Why Zebras Don't Get Ulcers
By: Robert M. Sapolsky

Cover of the book Why Zebras Don't Get UlcersHow stress affects sleep and addiction, as well as new insights into anxiety and personality disorder and the impact of spirituality on managing stress. As Sapolsky explains, most of us do not lie awake at night worrying about whether we have leprosy or malaria. Instead, the diseases we fear-and the ones that plague us now-are illnesses brought on by the slow accumulation of damage, such as heart disease and cancer. When we worry or experience stress, our body turns on the same physiological responses that an animal's does, but we do not resolve conflict in the same way-through fighting or fleeing. Over time, this activation of a stress response makes us literally sick. Combining cutting-edge research with a healthy dose of good humor and practical advice, Why Zebras Don't Get Ulcers explains how prolonged stress causes or intensifies a range of physical and mental afflictions, including depression, ulcers, colitis, heart disease, and more. It also provides essential guidance to controlling our stress responses.
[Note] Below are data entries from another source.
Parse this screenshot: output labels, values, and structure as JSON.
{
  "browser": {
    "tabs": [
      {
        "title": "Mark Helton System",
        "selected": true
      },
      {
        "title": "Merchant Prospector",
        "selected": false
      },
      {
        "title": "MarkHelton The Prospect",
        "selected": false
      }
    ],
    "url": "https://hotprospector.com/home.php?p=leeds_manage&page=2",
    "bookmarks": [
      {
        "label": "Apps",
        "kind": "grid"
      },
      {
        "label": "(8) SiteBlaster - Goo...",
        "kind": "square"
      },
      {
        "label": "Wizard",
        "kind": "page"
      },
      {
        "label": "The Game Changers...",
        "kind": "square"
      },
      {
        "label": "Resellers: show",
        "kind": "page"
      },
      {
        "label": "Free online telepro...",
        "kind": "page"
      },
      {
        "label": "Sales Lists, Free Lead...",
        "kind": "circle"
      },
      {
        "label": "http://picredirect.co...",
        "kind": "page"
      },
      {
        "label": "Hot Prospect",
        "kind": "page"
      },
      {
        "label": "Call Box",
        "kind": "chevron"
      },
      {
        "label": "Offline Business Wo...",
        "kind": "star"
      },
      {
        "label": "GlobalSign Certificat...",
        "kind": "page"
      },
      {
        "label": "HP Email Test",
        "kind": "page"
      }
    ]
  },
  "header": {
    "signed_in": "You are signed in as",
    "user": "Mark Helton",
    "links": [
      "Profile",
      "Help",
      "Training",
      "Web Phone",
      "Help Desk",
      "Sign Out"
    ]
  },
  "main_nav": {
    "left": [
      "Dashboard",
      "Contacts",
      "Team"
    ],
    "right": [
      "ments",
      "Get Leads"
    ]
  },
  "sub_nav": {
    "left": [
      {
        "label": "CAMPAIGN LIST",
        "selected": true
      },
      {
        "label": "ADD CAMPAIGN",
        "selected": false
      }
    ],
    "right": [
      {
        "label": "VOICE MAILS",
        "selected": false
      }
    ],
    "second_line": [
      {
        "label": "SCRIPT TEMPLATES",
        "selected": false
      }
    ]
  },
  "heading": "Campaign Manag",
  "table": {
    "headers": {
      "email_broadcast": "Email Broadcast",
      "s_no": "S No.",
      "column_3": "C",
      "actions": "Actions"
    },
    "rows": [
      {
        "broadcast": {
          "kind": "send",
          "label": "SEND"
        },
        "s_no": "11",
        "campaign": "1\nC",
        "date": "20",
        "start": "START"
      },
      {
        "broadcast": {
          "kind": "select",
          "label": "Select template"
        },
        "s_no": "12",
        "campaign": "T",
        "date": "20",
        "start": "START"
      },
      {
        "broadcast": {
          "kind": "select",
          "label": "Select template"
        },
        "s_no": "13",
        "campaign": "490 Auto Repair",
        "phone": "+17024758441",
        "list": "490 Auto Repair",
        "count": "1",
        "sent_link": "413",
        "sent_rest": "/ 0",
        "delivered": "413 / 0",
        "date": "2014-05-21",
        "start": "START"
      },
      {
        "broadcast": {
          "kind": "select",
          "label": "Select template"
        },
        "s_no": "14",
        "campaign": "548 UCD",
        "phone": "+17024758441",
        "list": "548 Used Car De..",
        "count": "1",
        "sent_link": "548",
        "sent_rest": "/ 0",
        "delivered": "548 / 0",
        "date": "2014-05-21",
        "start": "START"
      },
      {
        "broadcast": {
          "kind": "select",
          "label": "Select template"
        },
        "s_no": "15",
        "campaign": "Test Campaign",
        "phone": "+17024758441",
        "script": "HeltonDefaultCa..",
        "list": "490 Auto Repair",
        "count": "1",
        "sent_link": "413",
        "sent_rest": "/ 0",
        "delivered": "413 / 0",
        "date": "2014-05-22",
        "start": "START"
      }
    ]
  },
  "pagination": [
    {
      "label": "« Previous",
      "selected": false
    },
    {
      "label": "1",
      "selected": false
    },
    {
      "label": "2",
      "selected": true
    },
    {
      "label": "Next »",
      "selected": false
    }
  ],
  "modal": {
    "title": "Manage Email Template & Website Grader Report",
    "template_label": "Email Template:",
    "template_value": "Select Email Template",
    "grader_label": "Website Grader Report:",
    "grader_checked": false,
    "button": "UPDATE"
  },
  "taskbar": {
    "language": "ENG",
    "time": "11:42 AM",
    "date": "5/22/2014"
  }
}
This new edition promises to be the most comprehensive and engaging one yet.